Felix Mendelssohn Bartholdy by James Warren Childe
Mendelssohn first visited London in April 1829 and both his star quality performances and music captured the imagination of the concert going public. Mendelssohn made a number of visits to Britain in his short life, and in 1837 he wrote to his mother that… ‘I must tell you…that I never had such a brilliant success …The applause and the shouts at the least glimpse of me were incessant, and sometimes really made me laugh….’
Mendelssohn became a favourite with Queen Victoria and Prince Albert – she made him play for her some of his Songs Without Words and drink tea. Mendelssohn enjoyed his visits to London, playing at the Philharmonic concerts, to which he brought new music such as The Hebrides and the concert going public were ‘crazy with delight’ for his performances. He wrote in a latter ‘That smokey place [London] is fated to be now and ever my favourite residence; my heart glows when I even think of it’ .
The busy schedule of travelling, conducting, reheasing, composing and performing all came to a sudden end, in November 1847, when Mendelssohn suffered a series of strokes and died. ‘It is with deep regret that we announce the death of this distinguished mucisian and composer, as having taken place at Drissig, on Thursday night last, Nov.4, after a short illness….It is needless to say how he was, year by year, more and more looked to and waited for as the one man in Europe – let us not have to say, the last of the great German muscians. Young in years but old in honours; rich in fame and rich in friends …his decease leaves a void it is hard to imagine filled.’ Daily News (London, England), Wednesday, November 10, 1847; Issue 453

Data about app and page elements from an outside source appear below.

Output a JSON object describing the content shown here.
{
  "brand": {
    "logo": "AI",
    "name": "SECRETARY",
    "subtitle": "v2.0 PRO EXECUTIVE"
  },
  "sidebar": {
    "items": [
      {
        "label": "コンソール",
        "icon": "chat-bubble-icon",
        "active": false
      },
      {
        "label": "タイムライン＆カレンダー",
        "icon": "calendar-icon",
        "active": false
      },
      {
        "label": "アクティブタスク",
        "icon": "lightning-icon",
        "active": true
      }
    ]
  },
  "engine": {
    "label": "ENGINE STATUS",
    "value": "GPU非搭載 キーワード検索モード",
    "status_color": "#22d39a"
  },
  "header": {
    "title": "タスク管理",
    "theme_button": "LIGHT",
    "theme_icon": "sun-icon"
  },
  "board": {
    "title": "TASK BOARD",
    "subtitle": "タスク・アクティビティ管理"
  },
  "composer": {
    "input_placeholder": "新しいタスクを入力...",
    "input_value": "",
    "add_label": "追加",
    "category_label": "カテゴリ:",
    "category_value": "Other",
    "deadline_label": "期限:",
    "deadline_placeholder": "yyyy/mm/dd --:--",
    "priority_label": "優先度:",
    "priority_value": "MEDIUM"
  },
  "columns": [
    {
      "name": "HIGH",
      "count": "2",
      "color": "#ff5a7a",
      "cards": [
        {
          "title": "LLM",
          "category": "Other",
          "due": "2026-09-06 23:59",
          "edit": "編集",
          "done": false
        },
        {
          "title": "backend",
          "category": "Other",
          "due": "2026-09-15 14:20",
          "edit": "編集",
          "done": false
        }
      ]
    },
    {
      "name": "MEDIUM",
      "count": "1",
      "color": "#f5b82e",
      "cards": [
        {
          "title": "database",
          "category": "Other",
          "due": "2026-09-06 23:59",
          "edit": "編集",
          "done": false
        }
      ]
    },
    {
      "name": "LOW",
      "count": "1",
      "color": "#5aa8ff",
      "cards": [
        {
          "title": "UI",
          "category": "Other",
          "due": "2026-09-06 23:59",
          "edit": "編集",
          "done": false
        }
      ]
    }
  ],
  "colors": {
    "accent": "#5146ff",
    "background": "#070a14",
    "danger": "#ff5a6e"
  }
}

If you would like to learn more about Felix Mendelssohn and his music, please see the links below…